Julie Hollar at FAIR notes that CNN approached its recent Democratic Presidential debates in a matter "more befitting a football game than an exercise in democracy," which "Shows the Need for Independent Debates." I'd have PBS do the debates, frankly, since they're more accountable to us than cable news networks, which are both the devil and the spawn of the devil. Which is worse, though: relying on far-right talking points for your questions, or turning every debate into a big drama? The answer: they're both wings of the same evil bird.
Marcia Angell at USA Today puts it better than anyone else I've heard: "Not only can we afford Medicare for All, we can’t afford anything else." The article makes other good points, but go ahead and use "not only can we afford Medicare for All, we can't afford anything else" as your meditation object. But since people are still going to ask how we'll pay for it, how about assessing employers a fee per employee? It'd have to be lower than what corporations are paying private insurers per employee now, but with Medicare's low overhead, that shouldn't be difficult. And no corporations won't "just fire people" in order to pay out less money -- though banksters are doing their best to change this, corporations still have to do things to make money, and doing things means having workers.
Steve Wamhoff at the Institute for Taxation and Economic Policy informs us that a "wealth tax," such as that proposed by Sen. Warren (D-MA), would be much easier to implement than you think. You can almost dismiss Mr. Delaney's "concerns" merely because he raises them, but I find it quite interesting that the wealth tax's opponents won't tell you it's immoral or counterproductive but "unworkable," when valuing unsold assets actually isn't a complete mystery -- as you'd know if you've ever shopped around for a house. Also, too, don't believe the hype that a wealth tax would be "too complex," and certainly don't believe it from rich folks who seem to spend all their time making our tax code actually too complex.
Surprise, surprise, our EPA fines Koch Industries subsidiary Georgia-Pacific $600,000 for violating the Clean Air Act at its Crosset, AK paper mill, and requires that the mill install $4.9 million in equipment that'll help it comply -- and then Georgia-Pacific partially closes said plant, firing over 500 workers.

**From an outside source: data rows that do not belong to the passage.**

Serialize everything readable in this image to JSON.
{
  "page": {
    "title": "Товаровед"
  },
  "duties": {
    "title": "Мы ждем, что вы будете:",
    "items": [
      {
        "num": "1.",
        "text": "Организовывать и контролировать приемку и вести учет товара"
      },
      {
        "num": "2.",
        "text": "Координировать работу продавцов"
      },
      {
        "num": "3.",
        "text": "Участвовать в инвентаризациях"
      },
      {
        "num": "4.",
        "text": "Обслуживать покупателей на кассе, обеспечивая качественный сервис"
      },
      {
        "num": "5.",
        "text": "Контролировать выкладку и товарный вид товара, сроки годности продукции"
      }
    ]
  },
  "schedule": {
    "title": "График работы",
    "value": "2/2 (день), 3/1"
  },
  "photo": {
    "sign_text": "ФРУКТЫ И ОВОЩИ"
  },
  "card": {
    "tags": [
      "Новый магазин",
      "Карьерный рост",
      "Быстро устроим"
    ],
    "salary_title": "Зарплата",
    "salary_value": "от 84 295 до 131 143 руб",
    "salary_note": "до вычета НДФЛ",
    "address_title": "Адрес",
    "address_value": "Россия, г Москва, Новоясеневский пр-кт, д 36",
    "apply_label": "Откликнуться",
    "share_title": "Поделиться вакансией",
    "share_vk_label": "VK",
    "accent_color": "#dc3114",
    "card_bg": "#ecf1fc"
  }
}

And now the Kochtopus will point to this occurrence and say SEE? TEH REGULASHUNZ KILLZ TEH JOBZ!!!!! Given that the Crosset plant is polluting so much that a) it's been all over the news and b) even this EPA fined them, you might well conclude that pollution kills jobs, not efforts to stop pollution.
Finally, Rowan Jacobson at Outside explains how alt-meat (i.e., meat from plant-based sources that has both the taste and texture of meat) has risen so quickly that it might be "The Beginning of the End of the Meat Industry." Perhaps not surprisingly, some big meat corporations are suddenly anxious to get Big Gummint help in the form of labeling laws! But others, like Tyson and Perdue, are making noises about going along, and anyway I'd prefer a world where your choices are either alt-meat or meat from small producers. (Warning, though: Impossible burgers use at least one genetically-modified ingredient, and they're apparently the class of alt-meat burgers.)